**Problem requirements**:
This exercise calls for every line of the data below with the string "icon" in it.

---

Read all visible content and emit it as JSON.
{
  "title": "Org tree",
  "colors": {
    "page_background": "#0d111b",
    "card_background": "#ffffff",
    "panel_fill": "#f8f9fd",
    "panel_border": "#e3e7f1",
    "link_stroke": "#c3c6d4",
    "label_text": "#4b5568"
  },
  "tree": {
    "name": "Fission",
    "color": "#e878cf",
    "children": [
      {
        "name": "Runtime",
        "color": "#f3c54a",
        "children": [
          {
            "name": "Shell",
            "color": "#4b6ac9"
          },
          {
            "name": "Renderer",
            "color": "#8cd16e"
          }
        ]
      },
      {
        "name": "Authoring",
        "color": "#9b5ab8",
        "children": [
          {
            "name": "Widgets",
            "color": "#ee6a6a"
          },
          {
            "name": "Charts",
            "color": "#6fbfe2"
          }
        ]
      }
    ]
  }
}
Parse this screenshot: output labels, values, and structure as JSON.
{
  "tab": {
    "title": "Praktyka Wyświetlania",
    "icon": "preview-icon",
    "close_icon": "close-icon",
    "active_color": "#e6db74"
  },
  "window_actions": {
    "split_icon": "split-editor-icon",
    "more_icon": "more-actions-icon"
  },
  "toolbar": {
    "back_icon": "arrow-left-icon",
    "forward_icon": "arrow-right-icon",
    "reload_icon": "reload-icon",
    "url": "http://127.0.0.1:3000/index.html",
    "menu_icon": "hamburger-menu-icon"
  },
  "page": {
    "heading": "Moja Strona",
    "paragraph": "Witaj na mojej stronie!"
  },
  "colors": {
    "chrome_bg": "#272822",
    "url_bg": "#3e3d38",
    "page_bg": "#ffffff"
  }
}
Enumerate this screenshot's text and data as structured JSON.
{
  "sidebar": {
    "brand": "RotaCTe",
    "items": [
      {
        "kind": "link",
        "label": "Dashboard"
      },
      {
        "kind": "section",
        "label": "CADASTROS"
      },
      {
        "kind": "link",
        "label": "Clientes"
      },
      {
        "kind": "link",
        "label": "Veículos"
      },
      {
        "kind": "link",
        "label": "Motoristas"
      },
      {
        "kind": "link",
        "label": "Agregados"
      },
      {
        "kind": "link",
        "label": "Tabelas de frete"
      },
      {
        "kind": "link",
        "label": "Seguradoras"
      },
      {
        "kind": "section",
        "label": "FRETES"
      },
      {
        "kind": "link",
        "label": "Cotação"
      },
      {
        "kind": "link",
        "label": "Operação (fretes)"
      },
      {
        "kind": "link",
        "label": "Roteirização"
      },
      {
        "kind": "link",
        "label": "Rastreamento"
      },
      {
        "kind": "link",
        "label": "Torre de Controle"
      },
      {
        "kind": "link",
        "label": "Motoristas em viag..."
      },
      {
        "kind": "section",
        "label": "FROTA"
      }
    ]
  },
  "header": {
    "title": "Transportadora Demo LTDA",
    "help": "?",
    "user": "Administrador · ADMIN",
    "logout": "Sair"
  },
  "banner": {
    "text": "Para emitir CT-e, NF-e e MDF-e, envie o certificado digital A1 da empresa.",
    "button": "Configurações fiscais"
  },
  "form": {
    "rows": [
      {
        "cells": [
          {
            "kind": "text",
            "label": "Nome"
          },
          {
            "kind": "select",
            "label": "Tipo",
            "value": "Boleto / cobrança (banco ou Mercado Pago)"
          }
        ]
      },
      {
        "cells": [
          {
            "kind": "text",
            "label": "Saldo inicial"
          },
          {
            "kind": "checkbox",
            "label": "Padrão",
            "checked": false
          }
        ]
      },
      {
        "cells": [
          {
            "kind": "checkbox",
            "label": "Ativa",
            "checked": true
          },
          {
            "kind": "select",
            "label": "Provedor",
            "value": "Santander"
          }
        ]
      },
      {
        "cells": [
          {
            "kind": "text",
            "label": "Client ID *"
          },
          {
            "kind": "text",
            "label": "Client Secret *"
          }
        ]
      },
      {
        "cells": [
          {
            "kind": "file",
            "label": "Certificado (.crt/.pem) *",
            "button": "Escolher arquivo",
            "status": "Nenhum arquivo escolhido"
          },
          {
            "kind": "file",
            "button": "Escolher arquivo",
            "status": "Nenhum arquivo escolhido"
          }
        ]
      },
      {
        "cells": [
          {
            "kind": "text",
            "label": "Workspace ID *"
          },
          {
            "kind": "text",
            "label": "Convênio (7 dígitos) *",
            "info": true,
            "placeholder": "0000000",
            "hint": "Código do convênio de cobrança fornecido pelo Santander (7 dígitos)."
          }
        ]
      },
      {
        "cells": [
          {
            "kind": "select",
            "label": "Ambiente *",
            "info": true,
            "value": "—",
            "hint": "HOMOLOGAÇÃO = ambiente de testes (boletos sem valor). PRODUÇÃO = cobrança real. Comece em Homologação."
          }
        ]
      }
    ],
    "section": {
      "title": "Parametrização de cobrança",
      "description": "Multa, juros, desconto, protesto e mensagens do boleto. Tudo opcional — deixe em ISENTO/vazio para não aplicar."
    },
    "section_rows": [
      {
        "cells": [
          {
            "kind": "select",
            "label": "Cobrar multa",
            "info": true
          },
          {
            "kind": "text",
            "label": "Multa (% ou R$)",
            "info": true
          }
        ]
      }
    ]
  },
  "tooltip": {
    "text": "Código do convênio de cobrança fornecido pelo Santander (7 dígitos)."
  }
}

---

**Exercise response**:
    "icon": "preview-icon",
    "close_icon": "close-icon",
    "split_icon": "split-editor-icon",
    "more_icon": "more-actions-icon"
    "back_icon": "arrow-left-icon",
    "forward_icon": "arrow-right-icon",
    "reload_icon": "reload-icon",
    "menu_icon": "hamburger-menu-icon"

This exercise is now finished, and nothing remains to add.